LinkedIn has become a valuable platform for professionals to connect, network, and explore business opportunities. But in parallel with its growing popularity, there has been an increase in the presence of scammers on the platform. Fake LinkedIn sales bots are a big concern as they impersonate real users and attempt to scam unsuspecting individuals. According to the FBI, fraud on LinkedIn poses a “significant threat” to platform users. In this post, we will delve into the world of fake LinkedIn sales bots, explore their tactics, and provide you with valuable tips on how to spot and protect yourself from these scams. By staying informed and vigilant, you can foster a safer LinkedIn experience.
Identifying Fake LinkedIn Sales Connections
Scammers will frequently attempt to play on the emotions of their scam targets. People want to be thought of as special and desired, and scammers will take advantage of that. Another frequent technique scammers will use is to offer business propositions that sound too good to pass on, as people that are looking for a job or business opportunity may have their guard down. Many often trust LinkedIn connections more than Facebook requests. How can you tell the real requests from the fake ones? Here are some tips on spotting the scammers and bots.
Incomplete Profiles and Generic Photos

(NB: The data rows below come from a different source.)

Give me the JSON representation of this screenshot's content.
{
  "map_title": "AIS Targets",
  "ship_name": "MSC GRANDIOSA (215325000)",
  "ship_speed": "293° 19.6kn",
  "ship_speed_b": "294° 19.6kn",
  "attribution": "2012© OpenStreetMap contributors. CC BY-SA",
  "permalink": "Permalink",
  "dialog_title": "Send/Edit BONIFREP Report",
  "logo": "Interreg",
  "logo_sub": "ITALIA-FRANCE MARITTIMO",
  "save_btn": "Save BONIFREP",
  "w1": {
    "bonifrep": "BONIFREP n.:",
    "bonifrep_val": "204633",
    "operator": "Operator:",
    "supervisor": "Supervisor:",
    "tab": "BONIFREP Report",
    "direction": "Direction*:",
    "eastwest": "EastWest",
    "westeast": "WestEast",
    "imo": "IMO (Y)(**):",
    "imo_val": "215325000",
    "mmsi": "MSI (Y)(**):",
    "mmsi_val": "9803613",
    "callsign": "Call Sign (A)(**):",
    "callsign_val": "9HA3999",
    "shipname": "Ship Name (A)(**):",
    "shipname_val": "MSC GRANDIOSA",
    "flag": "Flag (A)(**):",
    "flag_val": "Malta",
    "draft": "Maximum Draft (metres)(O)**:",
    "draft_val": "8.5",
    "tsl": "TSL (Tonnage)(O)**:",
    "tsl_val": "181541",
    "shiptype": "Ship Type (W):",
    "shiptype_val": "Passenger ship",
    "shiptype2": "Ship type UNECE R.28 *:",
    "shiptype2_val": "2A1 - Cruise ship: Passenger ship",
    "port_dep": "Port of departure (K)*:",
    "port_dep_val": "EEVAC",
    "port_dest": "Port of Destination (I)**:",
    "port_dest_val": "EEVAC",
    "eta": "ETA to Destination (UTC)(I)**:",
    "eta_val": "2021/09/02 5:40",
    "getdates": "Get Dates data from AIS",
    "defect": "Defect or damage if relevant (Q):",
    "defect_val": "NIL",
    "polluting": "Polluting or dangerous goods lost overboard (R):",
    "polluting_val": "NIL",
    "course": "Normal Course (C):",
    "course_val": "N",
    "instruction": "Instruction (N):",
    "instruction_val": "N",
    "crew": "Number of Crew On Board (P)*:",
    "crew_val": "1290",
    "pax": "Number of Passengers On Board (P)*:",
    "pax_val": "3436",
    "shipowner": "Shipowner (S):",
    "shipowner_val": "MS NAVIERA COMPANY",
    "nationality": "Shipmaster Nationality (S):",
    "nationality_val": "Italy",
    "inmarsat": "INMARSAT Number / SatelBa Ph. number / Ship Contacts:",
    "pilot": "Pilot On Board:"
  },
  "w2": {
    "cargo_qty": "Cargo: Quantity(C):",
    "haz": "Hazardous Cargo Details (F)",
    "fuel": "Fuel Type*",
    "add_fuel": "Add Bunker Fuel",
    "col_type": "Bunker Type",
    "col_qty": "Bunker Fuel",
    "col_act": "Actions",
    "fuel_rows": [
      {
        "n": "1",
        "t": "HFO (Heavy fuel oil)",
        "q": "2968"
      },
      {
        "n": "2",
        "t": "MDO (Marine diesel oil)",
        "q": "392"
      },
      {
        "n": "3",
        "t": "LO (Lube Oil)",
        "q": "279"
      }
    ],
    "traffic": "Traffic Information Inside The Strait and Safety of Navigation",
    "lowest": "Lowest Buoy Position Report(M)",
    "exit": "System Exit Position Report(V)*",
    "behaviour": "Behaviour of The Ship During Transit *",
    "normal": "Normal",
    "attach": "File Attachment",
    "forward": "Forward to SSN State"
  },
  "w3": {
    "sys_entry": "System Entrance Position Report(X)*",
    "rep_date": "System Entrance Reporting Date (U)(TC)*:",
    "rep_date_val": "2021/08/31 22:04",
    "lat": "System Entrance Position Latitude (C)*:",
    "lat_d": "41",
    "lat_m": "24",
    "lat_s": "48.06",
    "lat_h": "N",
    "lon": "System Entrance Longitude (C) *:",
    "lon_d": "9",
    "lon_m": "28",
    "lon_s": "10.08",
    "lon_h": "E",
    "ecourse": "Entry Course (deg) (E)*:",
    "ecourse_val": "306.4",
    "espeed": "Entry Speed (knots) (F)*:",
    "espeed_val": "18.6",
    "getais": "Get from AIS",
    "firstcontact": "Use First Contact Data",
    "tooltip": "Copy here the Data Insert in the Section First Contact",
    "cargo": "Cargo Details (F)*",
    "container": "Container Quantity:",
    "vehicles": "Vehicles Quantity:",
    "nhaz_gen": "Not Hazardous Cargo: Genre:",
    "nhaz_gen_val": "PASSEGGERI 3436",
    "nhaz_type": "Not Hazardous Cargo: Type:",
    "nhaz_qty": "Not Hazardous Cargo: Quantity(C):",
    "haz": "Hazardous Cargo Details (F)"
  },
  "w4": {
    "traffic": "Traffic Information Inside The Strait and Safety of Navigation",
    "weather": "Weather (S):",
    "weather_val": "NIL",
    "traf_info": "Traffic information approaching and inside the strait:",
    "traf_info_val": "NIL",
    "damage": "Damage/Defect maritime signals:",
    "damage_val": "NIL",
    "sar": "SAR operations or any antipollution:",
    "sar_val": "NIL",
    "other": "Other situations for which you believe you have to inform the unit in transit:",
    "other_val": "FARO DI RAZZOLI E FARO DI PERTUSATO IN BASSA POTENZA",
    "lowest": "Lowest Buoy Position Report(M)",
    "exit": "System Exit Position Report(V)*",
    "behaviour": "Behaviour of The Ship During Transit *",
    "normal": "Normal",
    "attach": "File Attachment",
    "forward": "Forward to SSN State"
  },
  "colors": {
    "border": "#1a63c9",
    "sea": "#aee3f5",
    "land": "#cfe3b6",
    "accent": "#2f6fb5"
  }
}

Fake LinkedIn sales bots often have incomplete profiles with very limited or generic information. They may lack a comprehensive work history or educational background and use generic profile pictures, such as stock photos or images of models. If a profile looks too perfect or lacks specific details, it could be a red flag. Genuine LinkedIn users usually provide comprehensive information to establish credibility and foster trust among their connections. It is also a good idea to use Google image search on profile pictures; if they appear on stock image sites, the profile is most likely fake.
Impersonal and Generic Messages
One frequently identifying characteristic of fake sales bots is that their messaging approach tends to be impersonal and generic. These bots often send mass messages that lack personalization, such as references to your profile or industry. Legitimate LinkedIn users are much more likely to tailor their messages to the specific individuals they are sending them to. If you receive a message that seems overly generic, be sure to scrutinize the sender's profile before proceeding further.
Excessive Promotional Content and Unrealistic Claims
Fake LinkedIn sales bots are notorious for bombarding users with DMs, excessive promotional content, and unrealistic claims without offering much helpful information. They may promise overnight success, incredible profits, or instant solutions to complex problems in order to try and excite you into buying into their schemes. Genuine professionals on LinkedIn tend to focus on building relationships by providing valuable insights and engaging in meaningful discussions without resorting to constant self-promotion.
Inconsistent or Poor Grammar and Spelling
When communicating on LinkedIn, pay attention to the grammar and spelling of messages. Inconsistent or poor grammar and spelling mistakes can serve as a sign that the sender is not genuine. Legitimate LinkedIn users typically take pride in their communication skills and try to maintain a high standard of professionalism which includes good grammar and spelling. If you encounter messages with several grammatical errors or spelling mistakes, exercise caution, and investigate further before engaging with the sender.
Unusual Connection Requests and Unfamiliar Profiles
Fake LinkedIn sales bots often send connection requests to as many individuals as possible with little regard for relevance or shared professional interests. Be cautious when accepting connection requests from unfamiliar profiles, especially if the connection seems unrelated to your industry or expertise. Take the time to review the profile, check their mutual connections, and assess the relevance of their content. Legitimate LinkedIn users are more likely to have a connection, as they typically send connection requests to others with shared interests or professional networks.